In the last few days, mainstream media attention has turned to a tribunal case from last autumn, involving a former DAERA vet.
The judge-led tribunal ruling, issued to contesting parties on 22 September 2021, was that Dr Tamara Bronckaers, a former supervisory veterinary officer within DAERA Veterinary Service, was constructively dismissed from her post.
The final pay-out in the case is expected to be in the region of £1m.
In her final years employed by DAERA, Dr Bronckaers had responsibility for licensing, operation, biosecurity and associated enforcement within livestock marts.
During that period, she had raised various issues with her line management, but contended that those recommendations were ignored and management had “closed ranks”. She resigned on 27 February 2018.
While only DAERA senior management can justify how Dr Bronckaers’ concerns were addressed, it is important that they are put into context, as the commentary currently coming forward has the potential to be very damaging for the NI livestock industry.
The key issue raised by Dr Bronckaers is a so-called “deleted moves policy” relating to cattle movements out of livestock marts.
The DAERA APHIS system has a 'front end', where information on cattle movements is available to marts and abattoirs, and a 'back end' where all movements of livestock are recorded.
At the front end, a mart is allowed to delete a move when cattle are still on site or when in transit to a buyer’s premises.
This system facilitates cattle dealers who might initially buy a number of animals at a mart sale and once their business is finished, work out which customer is actually to take each animal.
The alternative is that the move into the dealer’s herd is not deleted, but this would mean that even though an animal might only have been in that herd for a couple of hours, it would now show up as a new farm residency.
That is important because of a rule imposed by supermarkets which limits each animal to a maximum of four farm residencies.
Cattle with more than four residencies are severely penalised by factories or not wanted at all.
If a couple of hours in a dealer’s herd counts as a residency, it would amount to a significant problem for NI agriculture.
What Dr Bronckaers found was that the “deleted moves policy” was being abused and, in some cases, it could be up to 50 hours later before the animal was registered to a new herd.
She also raised concerns that the animals might initially have gone to a TB-infected herd (owned by a dealer), before being moved on to a TB-free herd.
In one particular week, she identified that 30 out of the 90 deleted moves were initially to herds that were not TB-free.
Where the system was being abused, Dr Bronckaers wanted the marts warned and potentially enforcement action taken.
Separately, she also raised concerns about animal welfare in some marts, particularly where sheep were held overnight without food or water, and issues around traceability relating to untagged sheep being sold.
For those of us who work in the farming industry, the reality is that the issues raised by Dr Bronckaers appear relatively minor and for her line management dealing with the fallout of Brexit and the ongoing battle with TB, perhaps they felt the same.
The figures presented during the tribunal suggest that around 5,000 cattle in NI had moves deleted on APHIS, which works out at 0.3% of the NI cattle population.
It is important to point out that the back end of APHIS still records the animal going through a dealer’s herd, so the Department can still trace all movements.
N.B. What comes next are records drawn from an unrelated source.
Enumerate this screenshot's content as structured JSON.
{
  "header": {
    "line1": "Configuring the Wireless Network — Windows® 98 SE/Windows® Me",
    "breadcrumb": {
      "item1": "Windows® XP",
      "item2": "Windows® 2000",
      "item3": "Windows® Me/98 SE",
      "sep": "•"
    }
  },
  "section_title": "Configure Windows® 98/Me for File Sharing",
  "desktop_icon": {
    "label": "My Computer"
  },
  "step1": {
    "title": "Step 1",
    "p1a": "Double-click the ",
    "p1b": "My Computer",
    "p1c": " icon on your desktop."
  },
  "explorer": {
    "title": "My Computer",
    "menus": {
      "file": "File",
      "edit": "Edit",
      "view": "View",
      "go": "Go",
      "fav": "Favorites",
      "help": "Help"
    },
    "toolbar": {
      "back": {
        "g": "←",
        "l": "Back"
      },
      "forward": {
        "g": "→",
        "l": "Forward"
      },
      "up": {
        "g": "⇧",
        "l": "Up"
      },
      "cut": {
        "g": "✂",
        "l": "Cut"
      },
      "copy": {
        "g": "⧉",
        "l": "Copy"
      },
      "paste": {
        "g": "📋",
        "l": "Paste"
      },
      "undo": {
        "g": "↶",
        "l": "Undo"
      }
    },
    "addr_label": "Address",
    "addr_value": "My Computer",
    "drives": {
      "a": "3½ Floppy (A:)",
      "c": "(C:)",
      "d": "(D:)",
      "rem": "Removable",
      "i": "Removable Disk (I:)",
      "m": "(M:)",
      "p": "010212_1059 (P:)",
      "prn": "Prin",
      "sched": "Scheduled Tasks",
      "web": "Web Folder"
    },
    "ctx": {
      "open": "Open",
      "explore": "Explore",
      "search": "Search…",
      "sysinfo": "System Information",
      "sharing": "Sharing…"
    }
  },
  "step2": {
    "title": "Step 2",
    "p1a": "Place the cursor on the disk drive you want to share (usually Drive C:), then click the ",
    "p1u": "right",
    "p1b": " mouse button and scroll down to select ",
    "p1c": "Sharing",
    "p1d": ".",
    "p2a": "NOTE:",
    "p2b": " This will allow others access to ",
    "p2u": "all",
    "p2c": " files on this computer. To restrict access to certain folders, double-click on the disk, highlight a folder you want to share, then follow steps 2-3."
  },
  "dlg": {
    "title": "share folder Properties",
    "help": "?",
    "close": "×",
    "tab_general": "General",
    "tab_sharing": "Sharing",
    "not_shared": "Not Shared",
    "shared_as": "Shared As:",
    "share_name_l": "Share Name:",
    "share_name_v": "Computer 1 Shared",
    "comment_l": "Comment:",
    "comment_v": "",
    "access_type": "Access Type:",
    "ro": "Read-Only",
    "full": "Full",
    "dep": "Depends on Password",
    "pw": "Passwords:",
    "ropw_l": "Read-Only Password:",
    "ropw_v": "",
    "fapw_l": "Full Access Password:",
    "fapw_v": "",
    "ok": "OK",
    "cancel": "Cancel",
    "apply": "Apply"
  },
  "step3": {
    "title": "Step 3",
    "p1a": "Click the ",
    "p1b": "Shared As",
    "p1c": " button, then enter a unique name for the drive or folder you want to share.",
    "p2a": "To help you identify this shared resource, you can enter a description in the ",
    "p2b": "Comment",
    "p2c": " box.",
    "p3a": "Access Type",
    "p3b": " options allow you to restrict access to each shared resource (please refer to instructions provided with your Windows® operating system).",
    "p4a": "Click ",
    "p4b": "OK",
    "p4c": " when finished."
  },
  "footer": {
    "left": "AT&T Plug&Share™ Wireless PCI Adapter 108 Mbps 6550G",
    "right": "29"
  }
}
And if there wasn’t a residency rule created by supermarkets, there would be no need for any of this at all.
On the issue of TB, there is no doubt that farmers can do better around the whole issue of biosecurity.
However, the historic failure of political leaders and DAERA to tackle this disease has created widespread apathy and a sense of resignation among farmers.
Of course, it is not ideal if cattle spend a few hours on a holding that has TB, but it is hard to believe that this is a big risk in the spread of this complex disease.
Given the prevalence of TB across NI, it is nigh impossible for a cattle dealer to remain free of TB long term.
While some in the industry might question the role of cattle dealers, the reality is that they play a vital function in ensuring farmers get a fair price for their livestock.
And with more farmers now part-time, few people can spend the day in a mart trying to buy a couple of cattle.
When it comes to sheep standing overnight in a mart without food or water, it is unlikely to cause them any significant stress, but, at the same time, we have to be aware of public perception.
Animal welfare has to be a top priority on farms, marts and abattoirs.
But some of the commentary around all these issues has been nonsensical, with suggestions that it raises serious concerns around our animal traceability system and even questions raised about food safety.
That is an insult to the thousands of people in NI who rely on farming and food processing for their living and who must follow daily a raft of various rules and regulations.